Wednesday, April 13, 2011
When I have a cooperative subject, I try to remember to turn the camera vertical to get some variation into my images for the day. While shorebirds like sandpipers and plovers aren't always the best shape for taking advantage of a vertical frame due to their low height and stocky stature, it's still worth taking a look. In this situation, the apparent shallow dof I could get by using the sand in the foreground and the long distance to the dunes in the background helped to make an isolated environment for the plover, and it worked much better in the vertical for this purpose.
While I enjoy a good photograph of a bird tucked into its feathers, sometimes they can lack a little something when an eye isn't clearly visible. The shot above is from just after it pulled out of its resting position to take a look around, and the frame below is from a bit earlier while I was watching this group of birds. The sun was bouncing behind clouds, giving a good mix of diffuse overcast light with a touch of sunshine every now and then too.
See more of the semiplamated plovers and other species in my Plovers Gallery.
Saturday, December 11, 2010
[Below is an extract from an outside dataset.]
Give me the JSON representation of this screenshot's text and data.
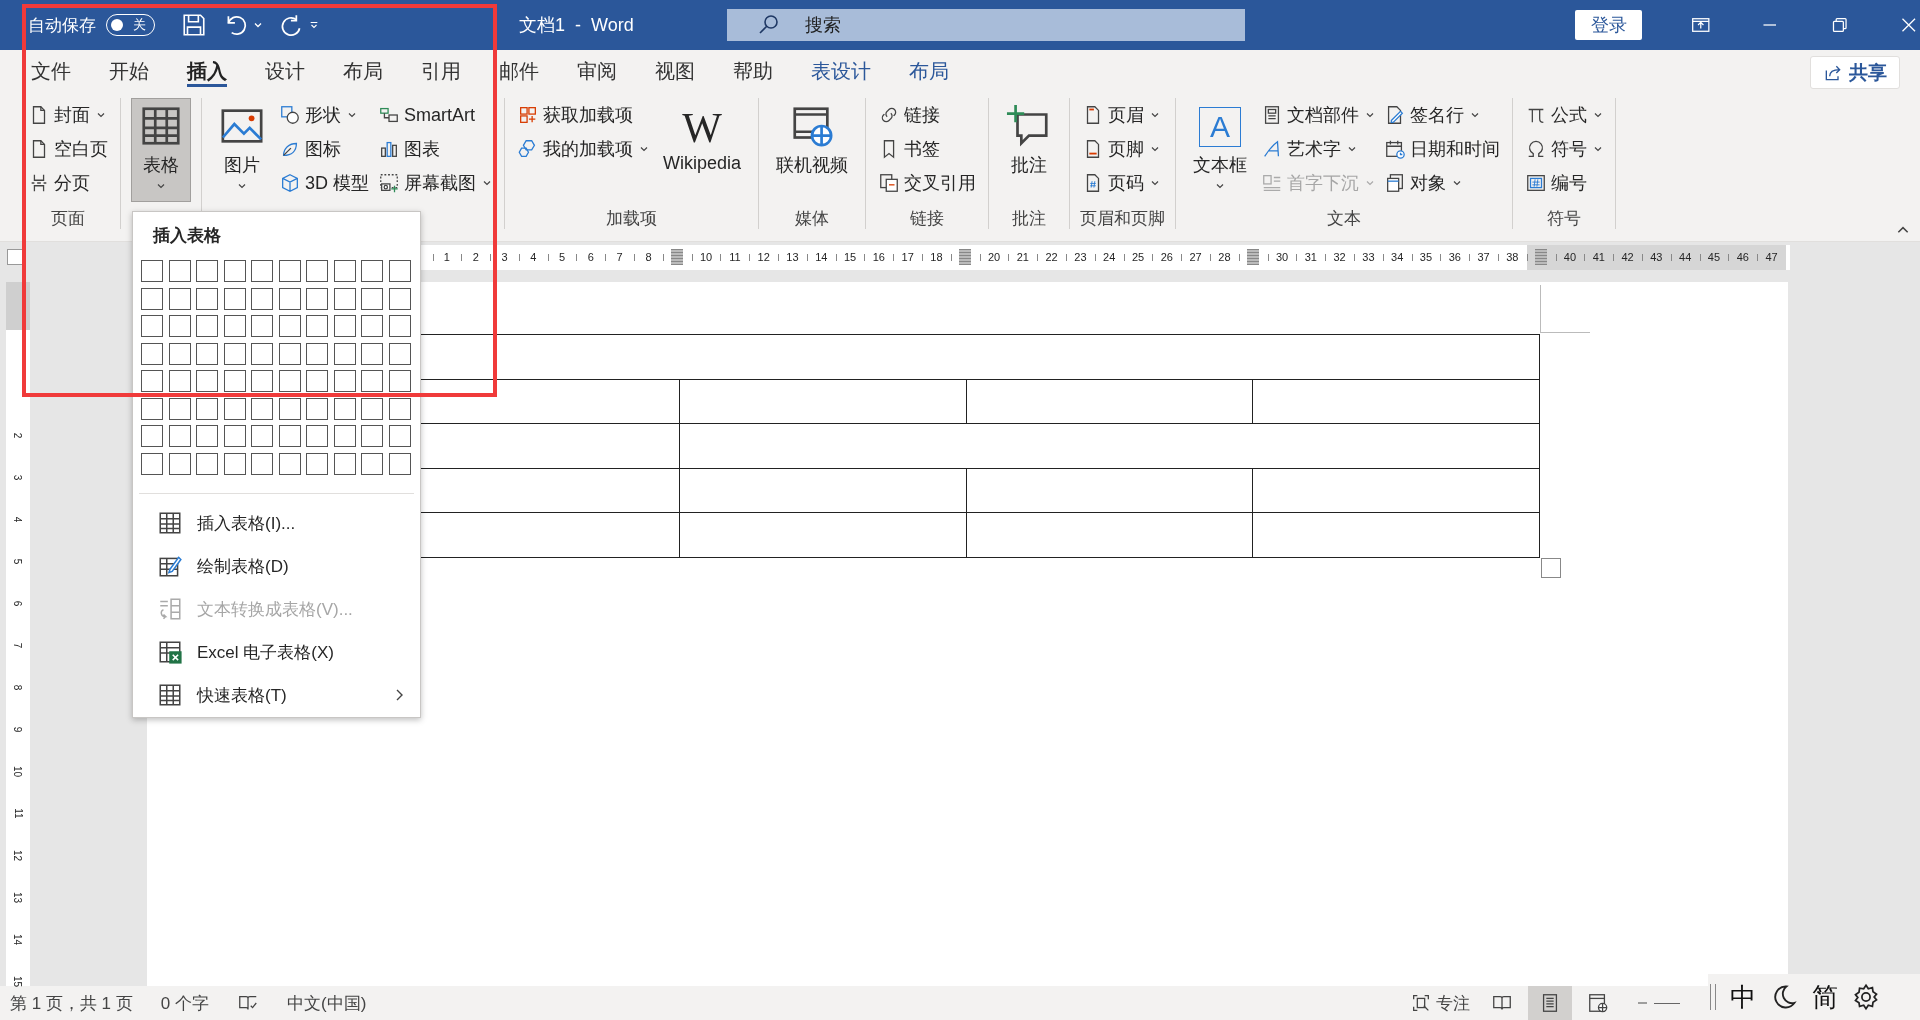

Before I saw the huge flock of sandpipers flowing along the beach at Limantour Spit in Point Reyes National Seashore, I had a wonderful encounter with 15-20 semipalmated plovers on that same stretch of beach. It was a great time of day for shorebird photography -- mid-morning with a rising tide. All of the shorebirds were more interested in napping and preening than running around and feeding. They likely spent the early hours feeding on the estuarine mudflats during low tide, and then were ready to rest and digest on the beach.